• The New York Times reports that COVID-19 mortality among people in US prisons and jails may be undercounted. Prison systems are using different methods to publicly disclose – and attribute – COVID-19-relaed mortality, despite CDC recommendations for calling  deaths in which COVID-19 is listed as a “contributing cause” on the death certificate as coronavirus deaths, even if other causes also are noted. Jails do not always count COVID-19 deaths among inmates who were transferred or released after they fell ill. Some officials said that they are responsible for tracking “in custody” deaths, noting that it would be impractical and potentially inaccurate to include deaths among people who were recently in their care. Kathy Hieatt, a spokesperson for the Virginia Beach Sheriff’s office said,  “It is unfair to expect jails to somehow take ownership of what happens to people once they are released from our custody.  We follow the law and the extensive standards set by the Virginia Department of Corrections, which include the investigating and reporting of anyone who dies while in custody. Neither require reporting of deaths of former inmates. It is asinine to think that we could somehow keep tabs on those thousands of people and take responsibility for them.” Source

• Fiji is facing one of the world’s fastest-growing epidemics of COVID-19; more than 1,000 patients have been sent home from medical facilities as hospitals are swamped. Less than five percent of Fiji’s residents are fully vaccinated; efforts have been complicated since the country relies on Australia and New Zealand for vaccines but New Zealand has not authorized the AstraZeneca vaccine, which Fiji is using – instead, it has sent PPE and $28 million. Source

• The US is sending a million doses each of the J& J coronavirus vaccine to Bolivia and Paraguay. Source

• Australia extended its lockdown for another week as the Delta variant continues to spread. Source

• Spain is reporting its highest totals of new coronavirus cases since February, many among young, asymptomatic people.

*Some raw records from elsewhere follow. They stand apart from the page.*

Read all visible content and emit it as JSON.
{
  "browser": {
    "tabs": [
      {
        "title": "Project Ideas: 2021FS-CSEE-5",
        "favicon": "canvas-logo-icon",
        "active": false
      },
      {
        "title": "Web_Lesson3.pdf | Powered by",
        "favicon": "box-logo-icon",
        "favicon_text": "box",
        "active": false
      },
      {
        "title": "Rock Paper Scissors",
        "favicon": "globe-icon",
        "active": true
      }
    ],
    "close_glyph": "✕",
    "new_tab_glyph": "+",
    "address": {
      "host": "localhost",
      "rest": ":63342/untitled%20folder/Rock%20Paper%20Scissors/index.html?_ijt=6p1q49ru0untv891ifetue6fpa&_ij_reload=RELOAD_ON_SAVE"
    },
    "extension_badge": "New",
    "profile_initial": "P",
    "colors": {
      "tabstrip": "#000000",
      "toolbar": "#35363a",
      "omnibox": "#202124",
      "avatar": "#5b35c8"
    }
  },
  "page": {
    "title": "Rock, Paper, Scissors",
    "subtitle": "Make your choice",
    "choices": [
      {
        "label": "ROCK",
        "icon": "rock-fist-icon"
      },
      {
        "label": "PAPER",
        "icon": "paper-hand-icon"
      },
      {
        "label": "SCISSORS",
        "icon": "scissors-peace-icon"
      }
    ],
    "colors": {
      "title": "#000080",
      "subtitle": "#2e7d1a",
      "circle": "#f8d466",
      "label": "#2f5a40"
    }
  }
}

Source

• Novilia Sjafri Bachtiar, the lead scientist for trials of Sinovac’s coronavirus vaccine in Indonesia, dies of COVID-19. Source 

• Singapore is excluding people who were received Sinovac’s CoronaVac from its count of  vaccinated people. The country’s Minister of Health, Ong Ye Kung, said, “We don’t really have a medical or scientific basis or have the data now to establish how effective Sinovac is in terms of infection and severe illnesses on Delta.” Source 

Science publishes a commentary about a controversial pre-print publication which reported on a trial of proxalutamide, an experimental prostate cancer drug that is not approved in any country. The paper claims that proxalutamide reduced deaths among hospitalized COVID-19 patients by 77% in Brazil – and that the drug cut the average hospital stay by five days. Just over a month after the trial started, Dr. Cadegiani, the lead investigator (who has a history of promoting other unproven treatments for COVID-19) tweeted, “A doctor has to see their patients with proxalutamide to truly understand what we have seen. It is unfeasible to describe through words or translation into scientific language the dramatic response.” Alleged irregularities in the clinical trial have led to an investigation by a national research ethics commission in Brazil, and the paper has been rejected by top medical journals. 

Some scientists think the basis of the study makes sense, but others believe the results are too good to be true, such as Eric Topol, executive vice president of Scripps Research Translational Institute, who said. “There are almost no medical interventions in the history of medicine that have this magnitude of benefit, no less with COVID-19.” Source

• Germany announces that it will donate all remaining doses of AstraZeneca coronavirus vaccine – estimated at 500,000 – to developing countries, with 80 percent going to COVAX. The rest will go to the to countries in the Western Balkans (to offset a diplomatic coup by China, which has been donating its coronavirus vaccines there); to members of the EU’s Eastern Partnership (Georgia, Moldova and Ukraine);  and to Namibia, a former colony. Germany is not planning to buy more of AstraZeneca’s vaccine and has already offered second doses of mRNA-based vaccines to people who received a first dose of AstraZeneca. Source